Paul McCartney played all the instruments. He recalled, “the steel-guitar sound is my Telecaster played with a drum peg.” 

Happy Xmas (War is Over)

The lyrics of this instant Christmas classic, by John Lennon and Yoko Ono, are set to the traditional English ballad “Skewball“. Also a protest song against the Vietnam War, “Happy Xmas (War Is Over)” has since become a Christmas standard, frequently covered by other artists, appearing on compilation albums of seasonal music, and named in polls as a holiday favorite. It was the culmination of more than two years of peace activism undertaken by John Lennon and Yoko Ono that began with the bed-ins they convened in March and May 1969. The song’s direct antecedent was an international multimedia campaign launched by the couple in December 1969 – at the height of the counterculture movement and its protests against America’s involvement in the Vietnam War – that primarily consisted of renting billboard space in 12 major cities around the world for the display of black-and-white posters that declared “WAR IS OVER! If You Want It – Happy Christmas from John & Yoko”.

Side 6

Singles from 1970-1972, arranged in a listenable order.

Give Peace a Chance

The song was written during John Lennon and Yoko Ono‘s “Bed-In” honeymoon in Montreal, Canada. The recording session was attended by dozens of journalists and various celebrities, including Timothy Leary, Rabbi Abraham Feinberg, Joseph Schwartz, Rosemary Woodruff Leary, Petula Clark, Dick Gregory, Allen Ginsberg, Roger Scott, Murray the K and Derek Taylor, many of whom are mentioned in the lyrics. John Lennon sings lead vocals and plays acoustic guitar, with Tom Smothers on acoustic guitar, and Yoko Ono, Timothy Leary, Petula Clark and others sang backup and played percussion.

Oo You

Paul McCartney played everything, including an aerosol spray, bass, cow bell, drums, and electric guitar. 

Power to the People

The song was written by John Lennon in response to an interview he gave to Tariq Ali and Robin Blackburn, published in Red Mole (8–22 March 1971). He sings and plays guitar with Rosetta Hightower and other singers including Yoko Ono on piano, with:

Oh Woman, Oh Why

Paul McCartney plays bass, electric guitar, gun shots, and percussion, with Linda McCartney on backing vocals, Denny Seiwell on drums and percussion, and Hugh McCracken on electric guitar.

Cold Turkey (Single Version)

John Lennon presented the song to Paul McCartney as a potential single by The Beatles, as they were finishing recording for their Abbey Road album, but was refused. He released it as a Plastic Ono Band single, sang lead and backing vocals, and played lead and rhythm guitar with:

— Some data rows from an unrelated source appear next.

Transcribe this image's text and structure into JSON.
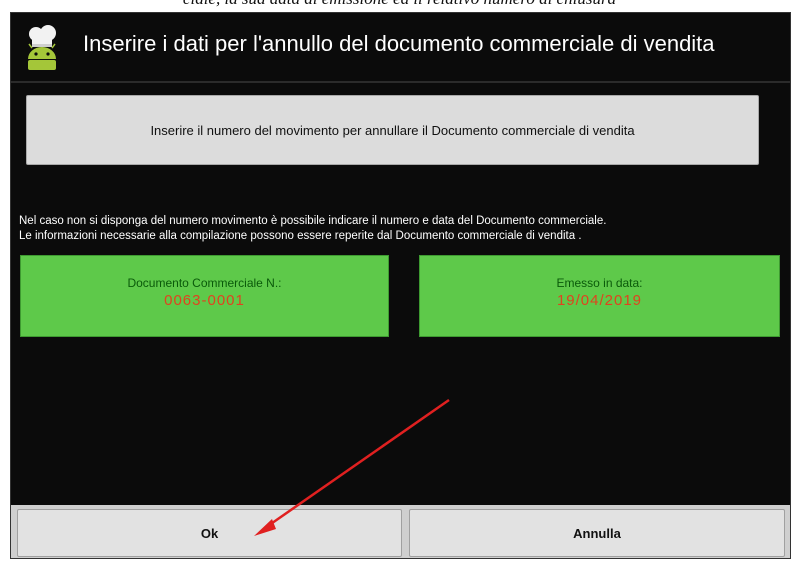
{
  "document": {
    "header_fragment": "ciale, la sua data di emissione ed il relativo numero di chiusura"
  },
  "dialog": {
    "title": "Inserire i dati per l'annullo del documento commerciale di vendita",
    "movement_button_label": "Inserire il numero del movimento per annullare il Documento commerciale di vendita",
    "info_line1": "Nel caso non si disponga del numero movimento è possibile indicare il numero e data del Documento commerciale.",
    "info_line2": "Le informazioni necessarie alla compilazione possono essere reperite dal Documento commerciale di vendita .",
    "document_number": {
      "label": "Documento Commerciale N.:",
      "value": "0063-0001"
    },
    "issue_date": {
      "label": "Emesso in data:",
      "value": "19/04/2019"
    },
    "buttons": {
      "ok": "Ok",
      "cancel": "Annulla"
    }
  },
  "icons": {
    "app_icon": "android-chef-icon",
    "annotation": "red-arrow-icon"
  },
  "colors": {
    "dialog_background": "#0b0b0b",
    "field_green": "#5ec94a",
    "field_label": "#0a5a0a",
    "field_value": "#e0431f",
    "annotation_red": "#e02020"
  }
}
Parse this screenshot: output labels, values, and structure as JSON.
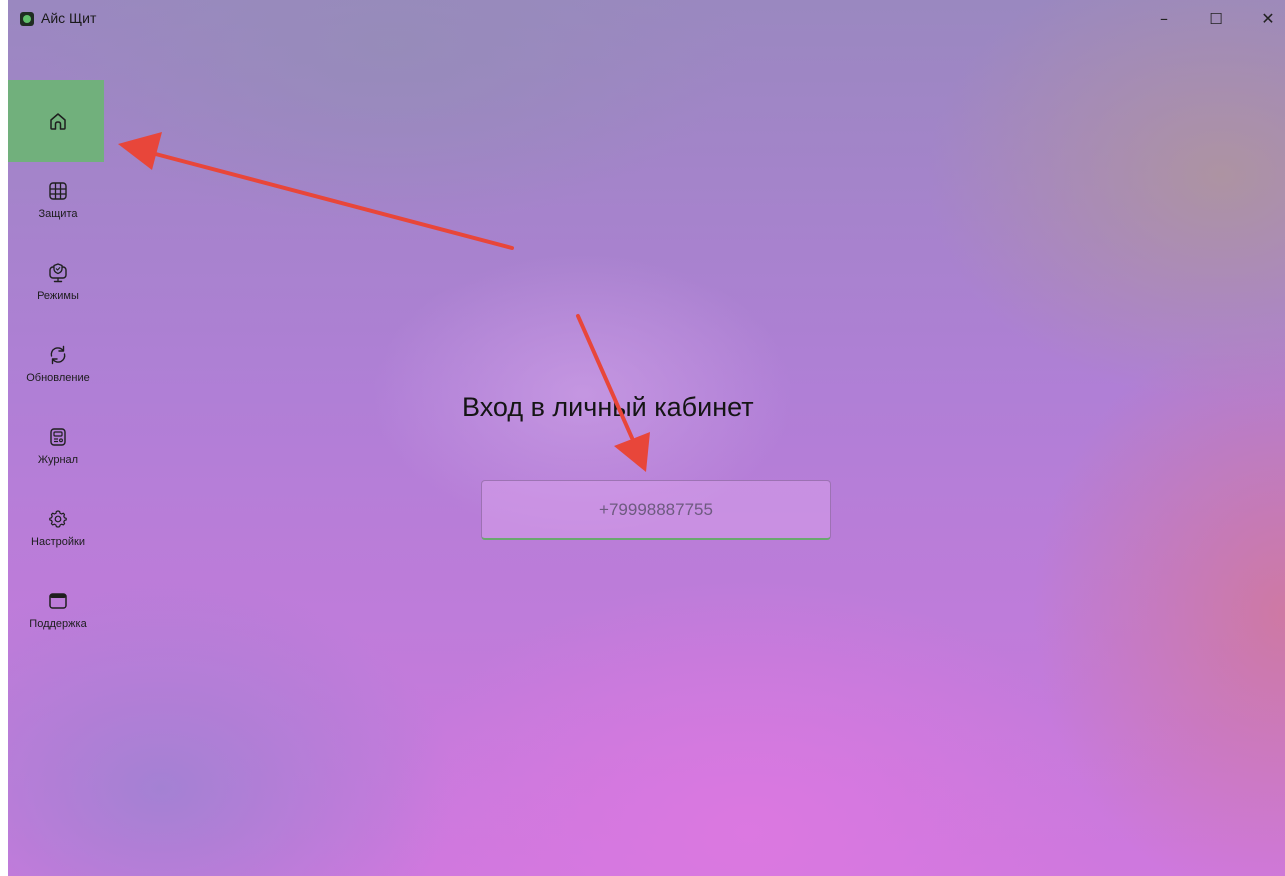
{
  "window": {
    "title": "Айс Щит",
    "controls": {
      "minimize": "–",
      "maximize": "☐",
      "close": "✕"
    }
  },
  "sidebar": {
    "items": [
      {
        "id": "home",
        "label": "",
        "icon": "home-icon",
        "active": true
      },
      {
        "id": "protection",
        "label": "Защита",
        "icon": "grid-icon"
      },
      {
        "id": "modes",
        "label": "Режимы",
        "icon": "monitor-shield-icon"
      },
      {
        "id": "update",
        "label": "Обновление",
        "icon": "refresh-icon"
      },
      {
        "id": "journal",
        "label": "Журнал",
        "icon": "journal-icon"
      },
      {
        "id": "settings",
        "label": "Настройки",
        "icon": "gear-icon"
      },
      {
        "id": "support",
        "label": "Поддержка",
        "icon": "window-icon"
      }
    ]
  },
  "main": {
    "title": "Вход в личный кабинет",
    "phone_input": {
      "placeholder": "+79998887755",
      "value": ""
    }
  },
  "colors": {
    "accent": "#71b07c",
    "annotation_arrow": "#e8463a"
  }
}
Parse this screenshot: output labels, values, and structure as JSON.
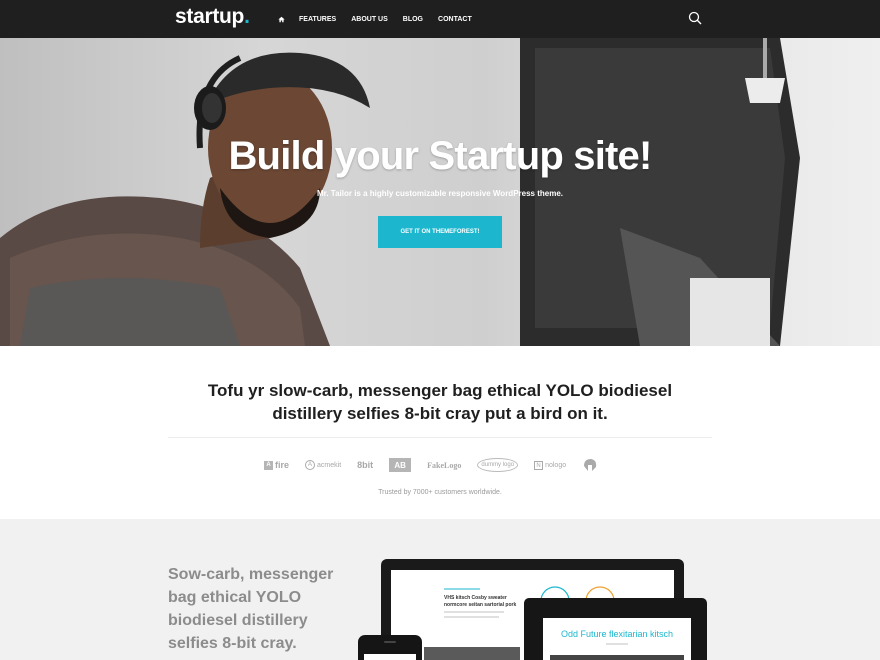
{
  "colors": {
    "accent": "#1cb7cf",
    "nav_bg": "#1f1f1f",
    "feature_bg": "#f1f1f1"
  },
  "nav": {
    "logo": "startup",
    "logo_dot": ".",
    "home_icon": "home-icon",
    "items": [
      "FEATURES",
      "ABOUT US",
      "BLOG",
      "CONTACT"
    ],
    "search_icon": "search-icon"
  },
  "hero": {
    "title": "Build your Startup site!",
    "subtitle": "Mr. Tailor is a highly customizable responsive WordPress theme.",
    "button": "GET IT ON THEMEFOREST!"
  },
  "clients": {
    "intro_line1": "Tofu yr slow-carb, messenger bag ethical YOLO biodiesel",
    "intro_line2": "distillery selfies 8-bit cray put a bird on it.",
    "logos": [
      "fire",
      "acmekit",
      "8bit",
      "AB",
      "FakeLogo",
      "dummy logo",
      "nologo"
    ],
    "trusted": "Trusted by 7000+ customers worldwide."
  },
  "feature": {
    "text_lines": [
      "Sow-carb, messenger",
      "bag ethical YOLO",
      "biodiesel distillery",
      "selfies 8-bit cray."
    ],
    "laptop_heading_1": "VHS kitsch Cosby sweater",
    "laptop_heading_2": "normcore seitan sartorial pork",
    "tablet_heading": "Odd Future flexitarian kitsch"
  }
}
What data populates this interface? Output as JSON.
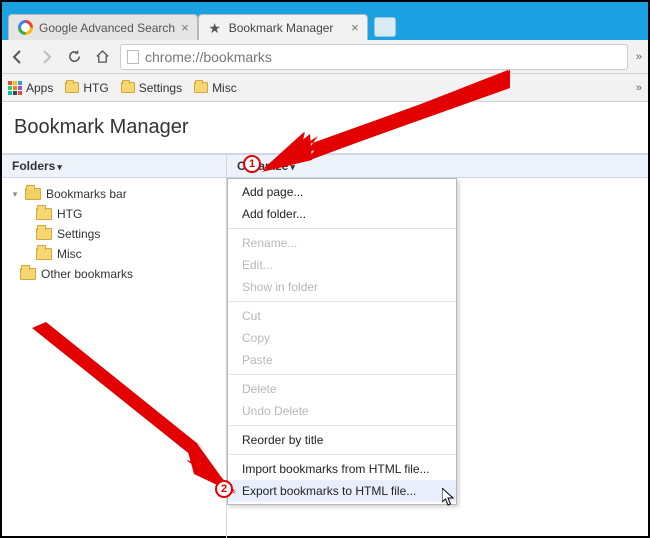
{
  "tabs": [
    {
      "title": "Google Advanced Search",
      "favicon": "google"
    },
    {
      "title": "Bookmark Manager",
      "favicon": "star"
    }
  ],
  "omnibox": {
    "url": "chrome://bookmarks"
  },
  "bookmarks_bar": {
    "apps_label": "Apps",
    "items": [
      "HTG",
      "Settings",
      "Misc"
    ]
  },
  "page": {
    "title": "Bookmark Manager"
  },
  "columns": {
    "folders": "Folders",
    "organize": "Organize"
  },
  "tree": {
    "root": "Bookmarks bar",
    "children": [
      "HTG",
      "Settings",
      "Misc"
    ],
    "other": "Other bookmarks"
  },
  "organize_menu": {
    "add_page": "Add page...",
    "add_folder": "Add folder...",
    "rename": "Rename...",
    "edit": "Edit...",
    "show_in_folder": "Show in folder",
    "cut": "Cut",
    "copy": "Copy",
    "paste": "Paste",
    "delete": "Delete",
    "undo_delete": "Undo Delete",
    "reorder": "Reorder by title",
    "import": "Import bookmarks from HTML file...",
    "export": "Export bookmarks to HTML file..."
  },
  "annotations": {
    "marker1": "1",
    "marker2": "2"
  }
}
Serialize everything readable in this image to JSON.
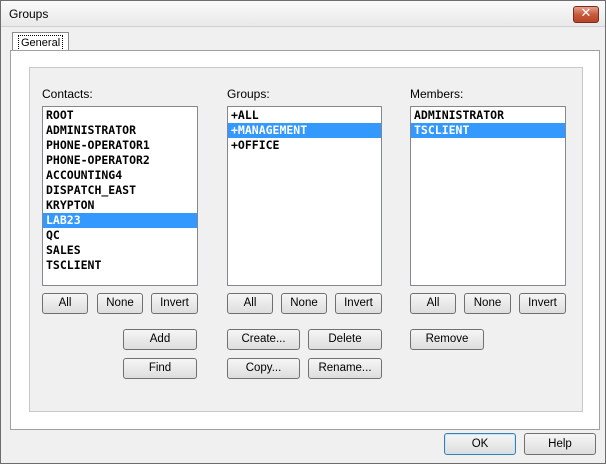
{
  "window": {
    "title": "Groups",
    "close_label": "✕"
  },
  "tabs": [
    {
      "label": "General"
    }
  ],
  "contacts": {
    "label": "Contacts:",
    "items": [
      "ROOT",
      "ADMINISTRATOR",
      "PHONE-OPERATOR1",
      "PHONE-OPERATOR2",
      "ACCOUNTING4",
      "DISPATCH_EAST",
      "KRYPTON",
      "LAB23",
      "QC",
      "SALES",
      "TSCLIENT"
    ],
    "selected": "LAB23",
    "buttons": {
      "all": "All",
      "none": "None",
      "invert": "Invert",
      "add": "Add",
      "find": "Find"
    }
  },
  "groups": {
    "label": "Groups:",
    "items": [
      "+ALL",
      "+MANAGEMENT",
      "+OFFICE"
    ],
    "selected": "+MANAGEMENT",
    "buttons": {
      "all": "All",
      "none": "None",
      "invert": "Invert",
      "create": "Create...",
      "delete": "Delete",
      "copy": "Copy...",
      "rename": "Rename..."
    }
  },
  "members": {
    "label": "Members:",
    "items": [
      "ADMINISTRATOR",
      "TSCLIENT"
    ],
    "selected": "TSCLIENT",
    "buttons": {
      "all": "All",
      "none": "None",
      "invert": "Invert",
      "remove": "Remove"
    }
  },
  "footer": {
    "ok_label": "OK",
    "help_label": "Help"
  },
  "colors": {
    "selection": "#3399ff",
    "close_button": "#c75a3c"
  },
  "icons": {
    "close": "close-icon"
  }
}
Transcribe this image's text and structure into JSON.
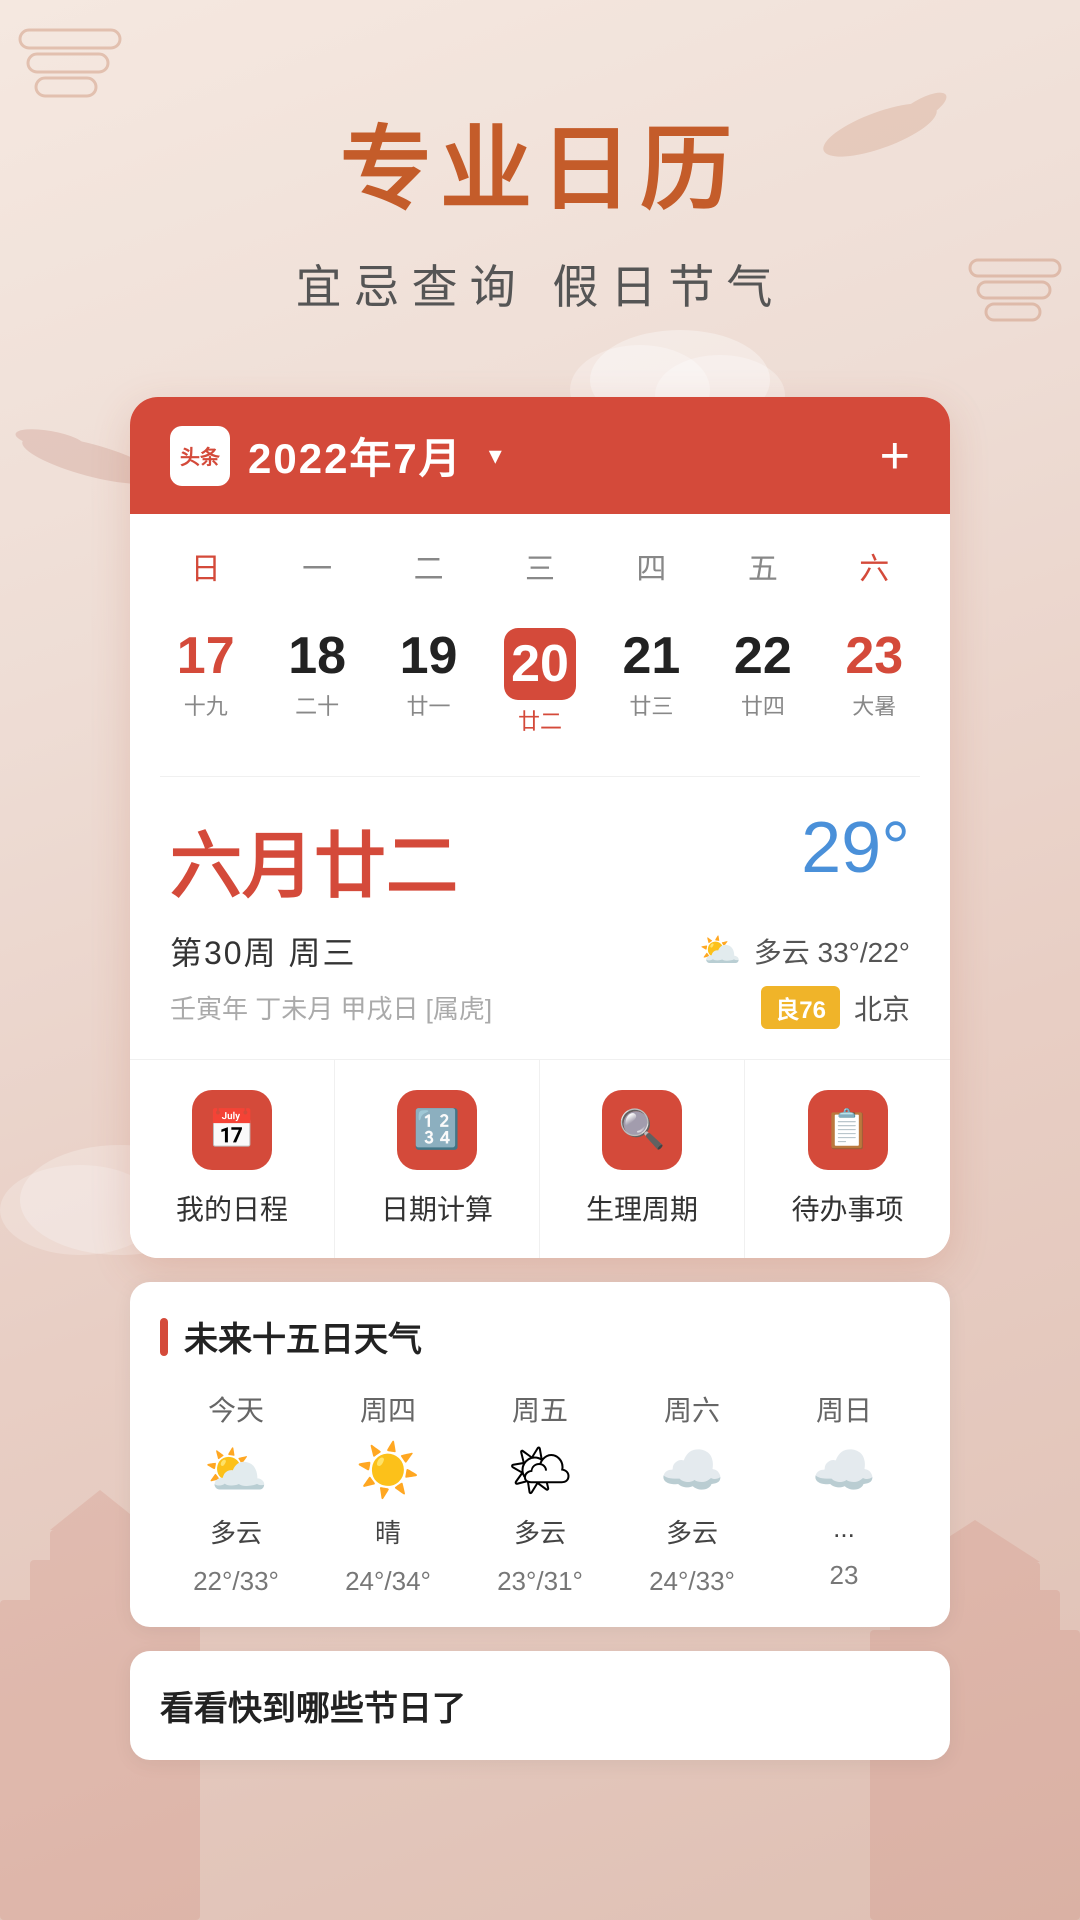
{
  "hero": {
    "title": "专业日历",
    "subtitle": "宜忌查询 假日节气"
  },
  "calendar": {
    "header": {
      "logo_text": "头条",
      "month_label": "2022年7月",
      "add_button": "+"
    },
    "day_headers": [
      "日",
      "一",
      "二",
      "三",
      "四",
      "五",
      "六"
    ],
    "dates": [
      {
        "num": "17",
        "sub": "十九",
        "red": true,
        "today": false
      },
      {
        "num": "18",
        "sub": "二十",
        "red": false,
        "today": false
      },
      {
        "num": "19",
        "sub": "廿一",
        "red": false,
        "today": false
      },
      {
        "num": "20",
        "sub": "廿二",
        "red": false,
        "today": true
      },
      {
        "num": "21",
        "sub": "廿三",
        "red": false,
        "today": false
      },
      {
        "num": "22",
        "sub": "廿四",
        "red": false,
        "today": false
      },
      {
        "num": "23",
        "sub": "大暑",
        "red": true,
        "today": false
      }
    ],
    "lunar_date": "六月廿二",
    "temperature": "29°",
    "week_info": "第30周  周三",
    "weather": {
      "condition": "多云 33°/22°",
      "icon": "⛅"
    },
    "ganzhi": "壬寅年 丁未月 甲戌日 [属虎]",
    "aqi": "良76",
    "location": "北京"
  },
  "quick_items": [
    {
      "label": "我的日程",
      "icon": "📅"
    },
    {
      "label": "日期计算",
      "icon": "🔢"
    },
    {
      "label": "生理周期",
      "icon": "🔍"
    },
    {
      "label": "待办事项",
      "icon": "📋"
    }
  ],
  "weather_forecast": {
    "section_title": "未来十五日天气",
    "items": [
      {
        "day": "今天",
        "condition": "多云",
        "temp": "22°/33°",
        "icon": "⛅"
      },
      {
        "day": "周四",
        "condition": "晴",
        "temp": "24°/34°",
        "icon": "☀️"
      },
      {
        "day": "周五",
        "condition": "多云",
        "temp": "23°/31°",
        "icon": "🌤"
      },
      {
        "day": "周六",
        "condition": "多云",
        "temp": "24°/33°",
        "icon": "☁️"
      },
      {
        "day": "周日",
        "condition": "...",
        "temp": "23",
        "icon": "☁️"
      }
    ]
  },
  "holiday_section": {
    "title": "看看快到哪些节日了"
  }
}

Early 1970

The lyrics to the verses comment in turn on each of the ex-Beatles’ personal lives and the likelihood of each of them making music with Ringo Starr again; in the final verse, Starr acknowledges his musical limitations before expressing the hope that all the former Beatles will play together in the future. Commentators have variously described “Early 1970” as “a rough draft of a peace treaty” and “a disarming open letter” from Starr to Lennon, McCartney and Harrison. 

Ringo sang and played drums, acoustic guitar, dobro, standup bass (fill), and piano (fill). According to Voormann’s recollection, Starr overdubbed the opening dobro part and, in verse four, brief snatches of the various instruments on which he admits his musical limitations: the three guitar chords he names, a walking bass line, and a piano vamp following the third line of the verse. George Harrison played rhythm and lead electric guitar, and a slide guitar part, and Klaus Voormann played bass. Another piano part is uncredited, and speculation has it that it is John Lennon.

 

Overall Copyright (c) 1996-2018 by Tony Bove (for Rockument.com).